With their hesitance about hospital I suggested to Rav that I visit his mother. That night at dusk, after a half hour tuk tuk drive to the edge of town, I arrived at her tiny rented room. Rav’s two sisters with their partners and children, his mother, and he with his brood were all apparently occupying this tiny space. Perhaps another reason that Rav doesn’t make regular visits to the family? Lying on a bamboo mat on the floor, his mother sat up while I found a space to sit beside her. With Rav’s translation she proceeded to give a very clear description of sciatic pain radiating from her right buttock into her groin and down the back of her right leg, with some lesser pain in the left leg. Astoundingly I had just been discussing sciatica with a family member who had been given a low dose of Amitryptilline which alleviated their pain almost immediately. With the assistance of a physician friend I was able to recommend the medication. Darkness enveloped us and Rav suggested that I needed to go, as though he was concerned about my safety in his overcrowded little laneway. The assumption of people like Rav, is that they have nothing to offer when in fact, their small acts of caring and of sharing their lives have a big impact. It is amazing to me, to be so warmly welcomed into the homes and lives of people living so differently from me.
With many thank yous and goodbyes, the tuk tuk wended down the dirt lane and out onto the main boulevards towards home. Phnom Penh’s outer suburbs at night are an experience unlike the Phnom Penh expat night life where well lit pavements are lively and fun but removed from the grime, congestion and poverty which most expats, despite living in this city, are far removed from.
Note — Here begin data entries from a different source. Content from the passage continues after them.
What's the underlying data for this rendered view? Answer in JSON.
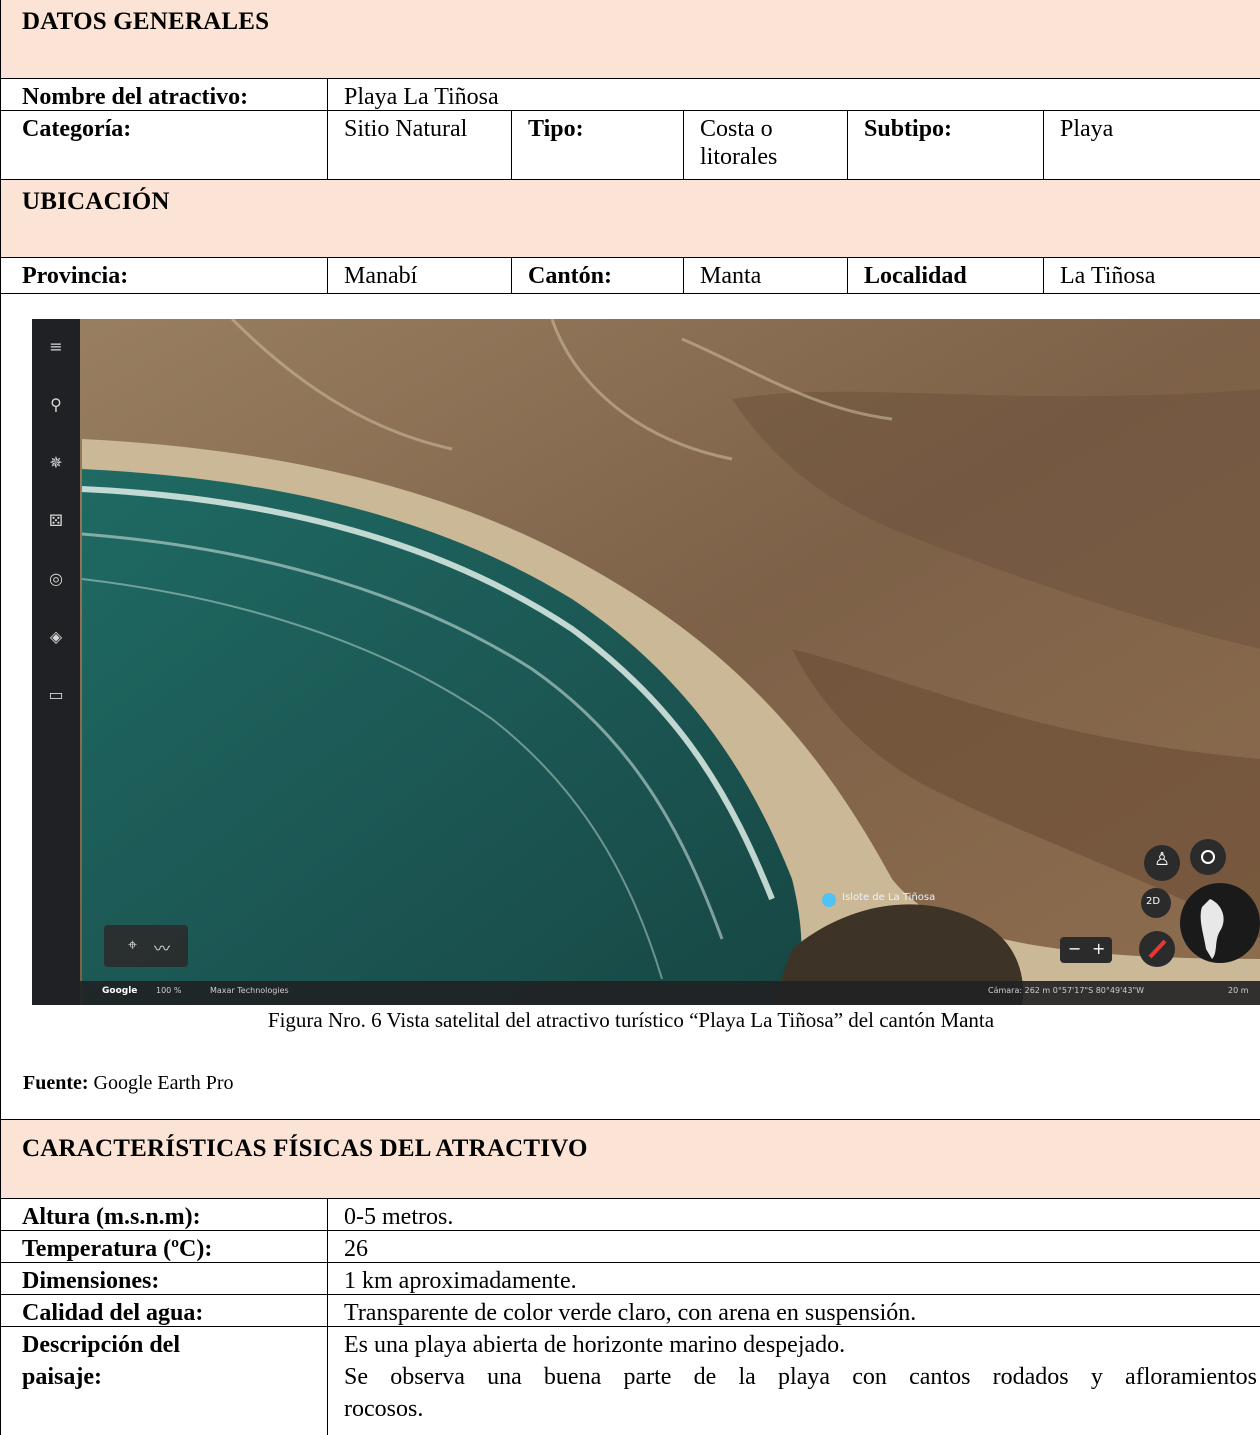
{
  "general": {
    "title": "DATOS GENERALES",
    "name_label": "Nombre del atractivo:",
    "name_value": "Playa La Tiñosa",
    "category_label": "Categoría:",
    "category_value": "Sitio Natural",
    "type_label": "Tipo:",
    "type_value_1": "Costa o",
    "type_value_2": "litorales",
    "subtype_label": "Subtipo:",
    "subtype_value": "Playa"
  },
  "location": {
    "title": "UBICACIÓN",
    "province_label": "Provincia:",
    "province_value": "Manabí",
    "canton_label": "Cantón:",
    "canton_value": "Manta",
    "locality_label": "Localidad",
    "locality_value": "La Tiñosa"
  },
  "figure": {
    "place_label": "Islote de La Tiñosa",
    "google_label": "Google",
    "zoom_label": "100 %",
    "provider_label": "Maxar Technologies",
    "camera_label": "Cámara: 262 m  0°57'17\"S 80°49'43\"W",
    "scale_label": "20 m",
    "mode_label": "2D",
    "caption": "Figura Nro.  6 Vista satelital del atractivo turístico “Playa La Tiñosa” del cantón Manta",
    "source_label": "Fuente:",
    "source_value": " Google Earth Pro",
    "icons": [
      "menu-icon",
      "search-icon",
      "voyager-icon",
      "random-icon",
      "pegman-icon",
      "layers-icon",
      "ruler-icon",
      "placemark-icon",
      "path-icon",
      "street-view-icon",
      "location-icon",
      "compass-icon",
      "globe-icon"
    ]
  },
  "physical": {
    "title": "CARACTERÍSTICAS FÍSICAS DEL ATRACTIVO",
    "rows": [
      {
        "label": "Altura (m.s.n.m):",
        "value": "0-5 metros."
      },
      {
        "label": "Temperatura (ºC):",
        "value": "26"
      },
      {
        "label": "Dimensiones:",
        "value": "1 km aproximadamente."
      },
      {
        "label": "Calidad del agua:",
        "value": "Transparente de color verde claro, con arena en suspensión."
      }
    ],
    "desc_label_1": "Descripción del",
    "desc_label_2": "paisaje:",
    "desc_line_1": "Es una playa abierta de horizonte marino despejado.",
    "desc_line_2": "Se observa una buena parte de la playa con cantos rodados y afloramientos",
    "desc_line_3": "rocosos."
  },
  "colors": {
    "band": "#fbe4d5",
    "sea": "#1d5a55",
    "land": "#8a6a4a"
  }
}
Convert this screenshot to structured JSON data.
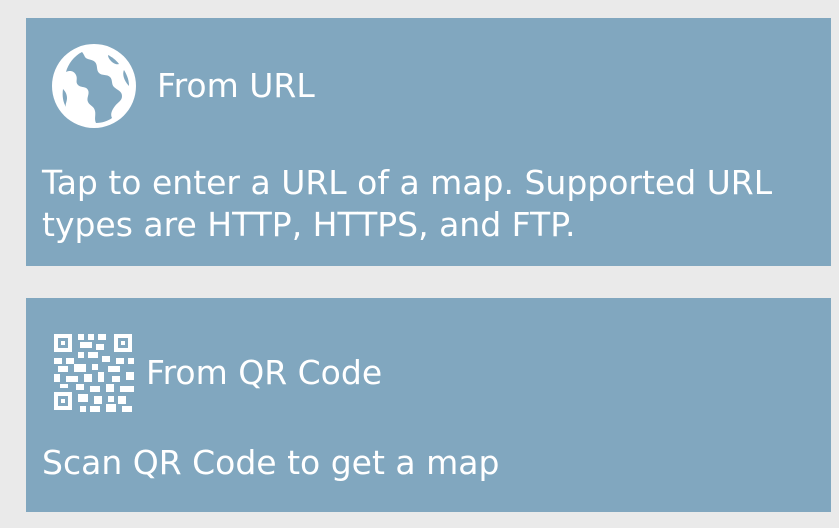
{
  "background_color": "#eaeaea",
  "tile_color": "#81a7bf",
  "text_color": "#ffffff",
  "options": [
    {
      "icon": "globe-icon",
      "title": "From URL",
      "description": "Tap to enter a URL of a map. Supported URL types are HTTP, HTTPS, and FTP."
    },
    {
      "icon": "qr-code-icon",
      "title": "From QR Code",
      "description": "Scan QR Code to get a map"
    }
  ]
}
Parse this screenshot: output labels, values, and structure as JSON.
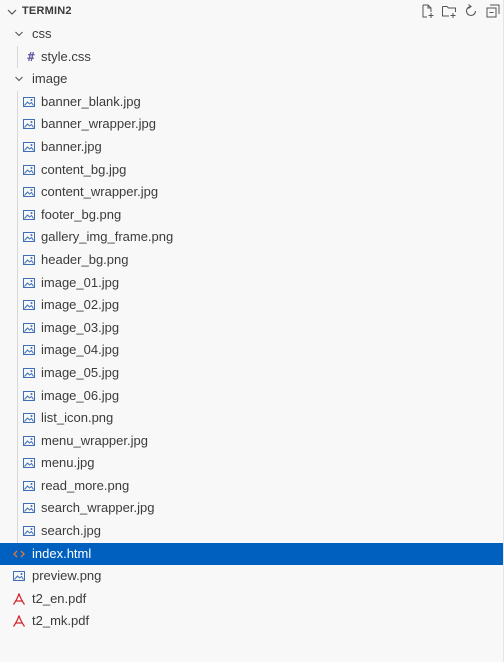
{
  "explorer": {
    "title": "TERMIN2",
    "actions": [
      "new-file-icon",
      "new-folder-icon",
      "refresh-icon",
      "collapse-all-icon"
    ],
    "folders": {
      "css": "css",
      "image": "image"
    },
    "css_files": [
      "style.css"
    ],
    "image_files": [
      "banner_blank.jpg",
      "banner_wrapper.jpg",
      "banner.jpg",
      "content_bg.jpg",
      "content_wrapper.jpg",
      "footer_bg.png",
      "gallery_img_frame.png",
      "header_bg.png",
      "image_01.jpg",
      "image_02.jpg",
      "image_03.jpg",
      "image_04.jpg",
      "image_05.jpg",
      "image_06.jpg",
      "list_icon.png",
      "menu_wrapper.jpg",
      "menu.jpg",
      "read_more.png",
      "search_wrapper.jpg",
      "search.jpg"
    ],
    "root_files": [
      {
        "name": "index.html",
        "icon": "html-file-icon",
        "selected": true
      },
      {
        "name": "preview.png",
        "icon": "image-file-icon",
        "selected": false
      },
      {
        "name": "t2_en.pdf",
        "icon": "pdf-file-icon",
        "selected": false
      },
      {
        "name": "t2_mk.pdf",
        "icon": "pdf-file-icon",
        "selected": false
      }
    ],
    "colors": {
      "selection": "#0060c0",
      "image_icon": "#3f6fb5",
      "pdf_icon": "#d3262c",
      "html_icon": "#e37933",
      "css_icon": "#6a5aa5"
    }
  }
}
Elsewhere in the same city, public squares are unlit and dirt-floored, chickens saunter through crowds as their cousins rotate on spits, open fires grill all sorts of meat, you inhale a fluctuating mix of barbecue smoke and exhaust fumes, markets heave with people, motos and the beat of popular music and traffic regularly grinds to a halt.
Traveling through these bustling, dimly lit neighbourhoods I pondered, as always, on the difference between my privileged and egocentric experience of the world, which comes with it’s own set of complicated disadvantages, and the world as it is experienced by most humans. The more I see my birth entitlements, the more I see that others are no less deserving than me and that my so-called successes were really more a matter-of-course related to my privilege, than indications of real success.